As Wright tweaks linear time (the device of the opening scene recurs later as well), he and director Dexter Bullard also do so with the play’s physical space, overlapping and interpenetrating its locations. The whole thing takes place in a motel suite, simultaneously Steve and Sara’s home and Sam’s identical suite next door. Sam may be sitting at the table and Sara on the couch, only a few physical feet away but narratively not in the same room.  Beowulf Boritt’s slightly dizzying but very clever set is constantly, subtly, rotating; the doors (one to the exterior, one to some sort of patio or balcony) pivot on one turntable and the interiors of the room on another, so perspective and relational geometry are constantly shifting.

But on another level, the structural contrivance, the fact that we know the central Christian character will ultimately become a murderer, can’t help but cast a shadow over the meaning and sincerity of his faith throughout. And the question of the genuineness of faith here is puzzling. I’m not sure whether Steve is meant to be a man whose very sincere faith--faith that did save him from some terrible life choices--is tested past what it can endure, or a small-minded, blinkered “Jesus freak” (as Karl calls him), who’s used religion as a crutch to avoid facing his own failures. That ambiguity isn’t helped by the casting of Paul Rudd. True, his effortless charm and unwavering likeability help to paper over the cracks in Steve and Sara’s marriage, and Steve’s flashes of scary anger, for a long time. There’s no question this guy could have talked a bank into selling him a big commercial property with almost no money down. But his evangelizing often feels more like the setup for a joke than a serious attempt to change beliefs--or, at least, if he is sincere, it doesn’t seem very likely that he’ll succeed given his choice of attempted converts, who are both more than a match for him. Karl’s rhetorical flourishes and elaborate stories (Ed Asner relishes every moment perhaps a little too much, though the role doesn’t really allow for subtlety) outdo Steve in grandeur, and Sam’s stalwart struggle to regain control of his life has infinitely more gravity (especially in the hands of Michael Shannon, who’s almost visibly pulling himself away from the abyss every moment).

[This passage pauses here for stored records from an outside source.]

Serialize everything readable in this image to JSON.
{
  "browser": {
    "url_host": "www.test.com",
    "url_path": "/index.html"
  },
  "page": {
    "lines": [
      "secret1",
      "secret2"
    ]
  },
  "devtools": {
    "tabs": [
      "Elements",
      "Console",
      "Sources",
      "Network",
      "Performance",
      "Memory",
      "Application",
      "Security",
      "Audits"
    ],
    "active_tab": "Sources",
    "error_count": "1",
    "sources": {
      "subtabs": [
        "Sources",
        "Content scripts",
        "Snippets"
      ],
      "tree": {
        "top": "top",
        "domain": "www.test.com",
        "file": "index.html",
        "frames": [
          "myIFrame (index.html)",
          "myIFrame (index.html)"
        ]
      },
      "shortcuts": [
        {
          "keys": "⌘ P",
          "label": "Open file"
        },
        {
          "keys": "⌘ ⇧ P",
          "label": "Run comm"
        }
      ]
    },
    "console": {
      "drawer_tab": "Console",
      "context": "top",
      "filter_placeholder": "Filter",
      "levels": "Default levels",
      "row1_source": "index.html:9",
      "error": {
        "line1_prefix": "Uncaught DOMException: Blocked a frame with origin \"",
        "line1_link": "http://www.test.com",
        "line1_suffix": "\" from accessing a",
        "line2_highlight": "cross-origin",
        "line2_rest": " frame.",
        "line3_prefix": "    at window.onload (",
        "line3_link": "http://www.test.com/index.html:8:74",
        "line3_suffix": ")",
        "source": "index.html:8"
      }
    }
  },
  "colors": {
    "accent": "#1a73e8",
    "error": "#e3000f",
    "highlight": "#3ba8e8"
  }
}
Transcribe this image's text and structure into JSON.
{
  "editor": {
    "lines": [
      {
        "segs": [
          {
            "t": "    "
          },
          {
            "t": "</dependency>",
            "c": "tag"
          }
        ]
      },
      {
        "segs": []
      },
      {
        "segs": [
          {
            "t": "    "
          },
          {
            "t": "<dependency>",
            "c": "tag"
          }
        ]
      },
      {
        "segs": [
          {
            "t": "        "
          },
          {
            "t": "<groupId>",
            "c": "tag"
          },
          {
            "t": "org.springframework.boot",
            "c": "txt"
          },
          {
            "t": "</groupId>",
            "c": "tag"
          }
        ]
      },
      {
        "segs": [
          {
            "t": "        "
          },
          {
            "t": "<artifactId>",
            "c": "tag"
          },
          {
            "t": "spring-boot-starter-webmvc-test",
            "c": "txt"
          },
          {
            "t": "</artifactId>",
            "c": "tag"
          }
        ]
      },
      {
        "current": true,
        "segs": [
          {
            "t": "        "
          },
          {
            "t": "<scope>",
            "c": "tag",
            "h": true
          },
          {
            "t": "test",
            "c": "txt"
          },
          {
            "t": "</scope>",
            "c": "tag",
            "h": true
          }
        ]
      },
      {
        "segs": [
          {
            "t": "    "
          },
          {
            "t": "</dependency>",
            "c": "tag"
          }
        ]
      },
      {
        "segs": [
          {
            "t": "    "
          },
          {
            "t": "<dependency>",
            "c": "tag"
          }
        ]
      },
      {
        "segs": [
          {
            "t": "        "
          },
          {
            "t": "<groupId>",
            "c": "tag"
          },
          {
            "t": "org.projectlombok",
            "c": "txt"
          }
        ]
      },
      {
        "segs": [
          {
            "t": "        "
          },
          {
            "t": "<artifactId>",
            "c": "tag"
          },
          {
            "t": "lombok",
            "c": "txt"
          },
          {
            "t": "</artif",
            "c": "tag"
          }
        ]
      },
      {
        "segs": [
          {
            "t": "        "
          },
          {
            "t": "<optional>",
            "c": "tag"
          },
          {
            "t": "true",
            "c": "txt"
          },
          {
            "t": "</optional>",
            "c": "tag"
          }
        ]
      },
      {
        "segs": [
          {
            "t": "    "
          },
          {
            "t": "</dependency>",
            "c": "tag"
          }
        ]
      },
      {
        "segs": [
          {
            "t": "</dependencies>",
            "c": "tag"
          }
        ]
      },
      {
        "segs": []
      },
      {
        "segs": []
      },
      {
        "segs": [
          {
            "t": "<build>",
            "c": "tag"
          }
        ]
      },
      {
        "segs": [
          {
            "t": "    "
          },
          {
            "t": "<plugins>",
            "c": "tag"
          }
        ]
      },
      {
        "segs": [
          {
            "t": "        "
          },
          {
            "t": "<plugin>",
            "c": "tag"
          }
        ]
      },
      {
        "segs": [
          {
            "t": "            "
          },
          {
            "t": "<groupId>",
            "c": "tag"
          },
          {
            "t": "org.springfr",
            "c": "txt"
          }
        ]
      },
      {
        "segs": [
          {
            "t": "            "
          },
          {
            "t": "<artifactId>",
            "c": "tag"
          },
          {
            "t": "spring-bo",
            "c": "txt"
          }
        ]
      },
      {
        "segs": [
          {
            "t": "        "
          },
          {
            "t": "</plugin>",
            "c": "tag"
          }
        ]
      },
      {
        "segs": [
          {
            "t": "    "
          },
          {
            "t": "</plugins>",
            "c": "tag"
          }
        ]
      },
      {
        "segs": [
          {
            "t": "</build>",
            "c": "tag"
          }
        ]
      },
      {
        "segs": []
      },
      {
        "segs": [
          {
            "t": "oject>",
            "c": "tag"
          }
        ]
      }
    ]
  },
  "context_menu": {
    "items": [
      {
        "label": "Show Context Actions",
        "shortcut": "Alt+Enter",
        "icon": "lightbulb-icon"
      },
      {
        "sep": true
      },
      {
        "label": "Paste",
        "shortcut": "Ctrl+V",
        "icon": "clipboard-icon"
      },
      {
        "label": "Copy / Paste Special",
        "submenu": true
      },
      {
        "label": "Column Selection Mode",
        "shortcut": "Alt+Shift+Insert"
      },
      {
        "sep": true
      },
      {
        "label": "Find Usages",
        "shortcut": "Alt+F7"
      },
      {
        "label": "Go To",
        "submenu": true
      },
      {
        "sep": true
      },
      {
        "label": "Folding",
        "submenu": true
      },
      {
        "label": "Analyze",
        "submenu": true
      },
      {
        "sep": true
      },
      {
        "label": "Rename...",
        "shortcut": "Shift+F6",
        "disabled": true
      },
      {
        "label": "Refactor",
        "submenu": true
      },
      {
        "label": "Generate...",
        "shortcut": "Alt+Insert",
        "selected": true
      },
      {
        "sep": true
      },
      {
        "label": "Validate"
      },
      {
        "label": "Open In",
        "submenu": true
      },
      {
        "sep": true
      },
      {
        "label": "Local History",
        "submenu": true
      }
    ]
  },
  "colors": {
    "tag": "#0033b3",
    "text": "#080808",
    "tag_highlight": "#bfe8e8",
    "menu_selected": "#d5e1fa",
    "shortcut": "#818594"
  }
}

But it’s not just Rudd; I think Wright treats the journeys of his atheist characters, and especially of their moments of grace found outside of conventional religious structures, more respectfully than his religious ones. Karl and Sam have both faced challenges much greater than what’s facing Steve now, and they, in their nonbelief, have weathered them and even found glints of hope--yet Steve crumbles so quickly and completely, not just losing his faith but becoming a murderer. And Sara’s beliefs remain uninterrogated almost entirely, which makes her sometimes seem puppyish and naive despite Kate Arrington’s warmth and sincerity. We see her doubting her marriage, but not how that doubt might conflict or complicate her faith.

There is an incisive argument to be made--an argument that Sam even comes close to making, at one point--about the difference between faith and religion, about how the rigidity of institutional religion ultimately fails to instill the resilience that may come through grappling with one’s own beliefs, through living through tragedy without the (false) comfort of certainty in its place in a larger plan. But the game feels rigged here--both by the structure of the narrative and the way Steve and Sara’s beliefs are depicted--and that undercuts the impact of the play, and the argument. It’s meant to be a lesson, I think, that Steve snaps just as Sam and Karl, and perhaps even Sara, are finding those moments of grace of their own, but the fact that he falls so far, so quickly, serves more to question the seriousness of his beliefs than to emphasize the seriousness of their loss.